After playing my way through a couple of songs on the bass, I was pressured into
trying the new keyboard.
I started out on the easy difficulty level of the new Pro mode,
mainly due to a crippling fear that I might screw up so horribly that I would
single-handedly fail the entire band out of the song. It took a few songs to
get a hang of the mechanics, after which I tried out the medium difficulty
As the title of this blog post suggests, I enjoyed playing the new peripheral in Pro mode, even though I'm not sure how
it translates into playing a keyboard in real life. Having had no real
experience playing the piano, I didn't know anything about hand placement, and
as such I tried to cover as many of the peripheral's 25 keys as I could at the
same time. Even when I was hitting all the on-screen notes, I didn't know what
keys I was playing, but rather going by which bars were lighting up at the
bottom of the highway. Still, it was fascinating to know that I was playing (at
least some of) the actual notes from the songs, in a way that pressing colored
buttons on the old guitars simply doesn't capture (I haven't tried out the new
"real" guitar for Rock Band 3, but it is equally enticing).
I was initially skeptical of the hefty price tag for Rock
Band 3's new peripheral, but ultimately walked away impressed by the hardware as well.
Even though it only features two octaves, the keys have the weight of a quality
electronic keyboard, and it's MIDI compatible. The keys are also reportedly
velocity-sensitive, although I don't know if Rock Band 3 utilizes the feature
While I enjoyed trying out Rock Band 3's keyboard, I hope
Harmonix adds more educational features to the series in the future, including
more in-depth tutorial lessons. I know Harmonix has stated that they're against
making the series too technical, but I bet gamers with musical backgrounds might
enjoy more advanced options, such as the ability to view notes as horizontally
scrolling sheet music, instead of the regular highway. Such an addition might be
a lot harder to comprehend at first, but I think it would be an invaluable tool
for gamers with an interest in learning how to play music beyond the context of
a video game.
I'm interested in hearing what gamers with piano
experience think of the new Pro Keys mode. Has it been easy to pick and play?
Do your skills translates to the game, or are they two separate things? Share

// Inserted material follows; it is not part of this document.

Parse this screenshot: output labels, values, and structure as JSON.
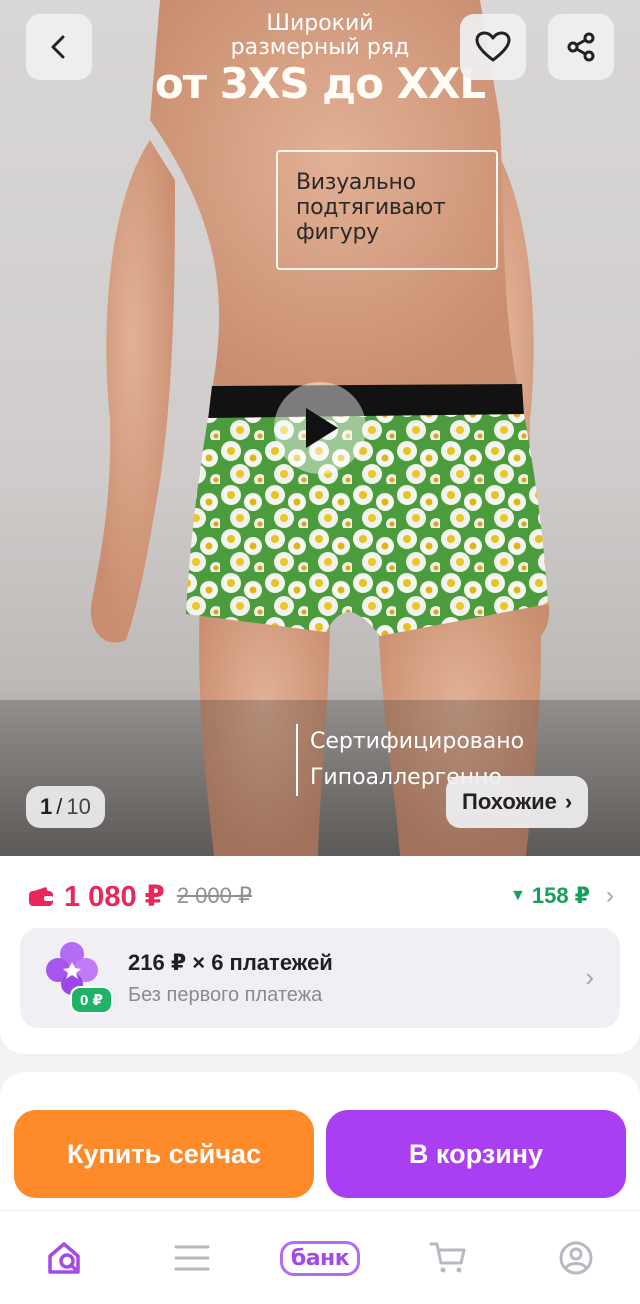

your thoughts in the comments below, and enjoy these impressive expert
run-throughs I found on YouTube. Suffice it to say, I will never be this good.

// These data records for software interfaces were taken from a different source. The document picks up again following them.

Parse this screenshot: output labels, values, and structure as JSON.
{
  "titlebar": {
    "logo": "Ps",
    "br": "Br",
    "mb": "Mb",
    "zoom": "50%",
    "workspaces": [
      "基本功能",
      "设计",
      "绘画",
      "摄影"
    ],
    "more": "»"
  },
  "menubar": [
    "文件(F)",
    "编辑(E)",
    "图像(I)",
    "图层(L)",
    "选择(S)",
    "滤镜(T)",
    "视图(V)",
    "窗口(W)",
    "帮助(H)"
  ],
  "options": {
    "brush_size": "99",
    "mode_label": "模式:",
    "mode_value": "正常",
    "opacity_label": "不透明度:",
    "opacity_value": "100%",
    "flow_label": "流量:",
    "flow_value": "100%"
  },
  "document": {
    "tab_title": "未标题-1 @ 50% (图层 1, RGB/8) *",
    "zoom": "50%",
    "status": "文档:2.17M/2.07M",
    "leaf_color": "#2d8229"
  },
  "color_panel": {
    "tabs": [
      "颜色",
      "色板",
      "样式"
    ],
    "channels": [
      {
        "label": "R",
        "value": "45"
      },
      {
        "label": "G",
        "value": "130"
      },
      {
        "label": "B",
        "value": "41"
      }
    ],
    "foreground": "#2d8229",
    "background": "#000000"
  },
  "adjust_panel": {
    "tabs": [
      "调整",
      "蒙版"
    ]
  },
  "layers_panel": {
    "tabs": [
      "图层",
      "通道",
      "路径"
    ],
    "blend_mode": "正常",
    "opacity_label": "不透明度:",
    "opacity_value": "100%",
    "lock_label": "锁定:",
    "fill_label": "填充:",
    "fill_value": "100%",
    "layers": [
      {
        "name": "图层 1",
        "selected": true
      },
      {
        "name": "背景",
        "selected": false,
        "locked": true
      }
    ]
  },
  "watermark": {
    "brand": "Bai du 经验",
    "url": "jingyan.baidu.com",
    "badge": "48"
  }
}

Email the author Jeff Marchiafava, or follow on Google+, Twitter, and Game Informer.